A parallel confusion existed, he reports, with respect to national
income as distinguished from individual income. The studies of Spahr,
Streightoff, King and Kuznets, which have been carried on currently by
the Department of Commerce, have achieved "with ever-increasing
refinements and thoroughness" valuable data on the aggregate
income of the people. But they have not yielded data on the
distribution of national income.
"The redefinement of national income to represent the net
production of national wealth, and gross national product to represent
the gross production of national wealth are conceptual changes which
would seem to be based on logic," Mr. Foulke argues. If, then, we
went on to estimate the contribution of each of the factors of
production to the net product, "for the first time in our
history, we would then know which part the first charge on the
production of wealth, namely imputed economic rent, fills in our
economics, and how the remaining wealth is divided between labor and
capital," he explains.
Mr. Foulke is, in effect, pleading with economists to return to
attempts to make a factorial analysis of the distribution of income
and wealth. Modern income analysis developed from the theoretical
interest of the nineteenth century economists in the distribution of
wealth. Only in the twentieth century did economists realize that
income is a fiow of goods, wealth a stock of goods.
Current measures of stocks of goods present difficulties with which
the statistical procedures of the time could not cope. Hence analysts
concentrated upon the distribution of income.
But factorial analysis of the distribution of income also presented
insuperable theoretical and practical difficulties. This led to the
development of present-day functional analysis. It has contributed
greatly to our economic knowledge. But the so-called laws of
economics, based on theoretical factorial analysis, could not be
described quantitatively through data derived from study of the
incomes distributed to the functionaries in production. This has
indeed been a great stumbling block in the development of economics as
an exact science of human behavior. Mr. Foulke has rendered a valuable
service in emphasizing this. It is to be hoped that he will go on to
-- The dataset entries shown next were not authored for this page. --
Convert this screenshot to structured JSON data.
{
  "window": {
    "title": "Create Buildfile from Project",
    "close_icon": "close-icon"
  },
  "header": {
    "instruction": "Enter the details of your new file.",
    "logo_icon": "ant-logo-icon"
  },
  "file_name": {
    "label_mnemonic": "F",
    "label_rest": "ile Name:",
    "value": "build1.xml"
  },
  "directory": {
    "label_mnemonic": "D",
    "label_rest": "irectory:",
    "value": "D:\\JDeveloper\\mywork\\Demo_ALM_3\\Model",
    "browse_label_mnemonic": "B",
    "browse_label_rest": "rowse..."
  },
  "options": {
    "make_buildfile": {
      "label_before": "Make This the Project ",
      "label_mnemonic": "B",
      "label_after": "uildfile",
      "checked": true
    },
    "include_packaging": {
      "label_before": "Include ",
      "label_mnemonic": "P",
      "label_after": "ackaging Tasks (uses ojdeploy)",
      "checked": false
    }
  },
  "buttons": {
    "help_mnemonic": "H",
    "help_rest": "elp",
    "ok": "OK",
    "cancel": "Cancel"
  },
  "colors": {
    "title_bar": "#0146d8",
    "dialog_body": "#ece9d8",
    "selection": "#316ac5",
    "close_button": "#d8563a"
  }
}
show how, through present or more advanced accounting techniques, a
set of national income accounts can be computed which can be used to
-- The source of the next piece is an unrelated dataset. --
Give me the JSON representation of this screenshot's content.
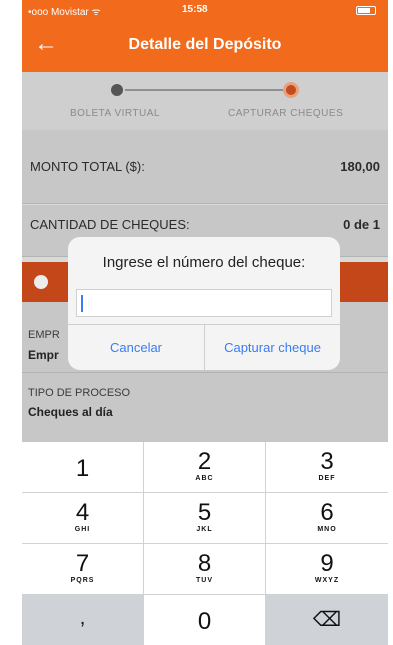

analyze the distribution of income among the factors of production.
Analysis of the distribution of wealth is another matter. The
Conference on Research in Income and Wealth devoted a whole meeting to
the problem of measuring national wealth for the first time in 1948.
It took thirty-odd years of research to achieve our present methods
for estimating distribution of income. In a decade or two measures may
be developed which in the course of time will yield the data needed
for analysis of the distribution of wealth and wealth claims. The
conference at its outset addressed itself to the problem of the
definition of national wealth. The question is still an open one and
it is to be hoped that Mr. Foulke will take part in its solution.
Some adverse criticisms remain to be noted. In the interest of
simplifying his presentation, Mr. Foulke made it appear that he rested
his case upon classical economics. His definition of land, however ("The
whole universe except man and the things produced by man which have
exchange value"), is derived from a body of thought so modern
that it has not yet been incorporated into the body of economic theory
except in the writings of the most advanced economists. The definition
rests basically upon Henry George. For an adequate exposition of the
case for it one must turn to Dr. George Raymond Geiger's historic
work, The Theory of the Land Question.
In employing the phrase, "laws of nature," Mr. Foulke
raises a profound philosophical issue, one that is no more settled for
the physical sciences than it is for the social or human sciences. If
one must raise the issue in the present chaotic state of philosophy,
one should indicate how it is being interpreted. Otherwise it is left
It is to Mr. Foulke's credit that his study raises important
theoretical issues, such as where land in the sense of unimproved land
is to be categorized in a system of social accounts. Economics would
be the better for more thought-provoking criticism of this kind.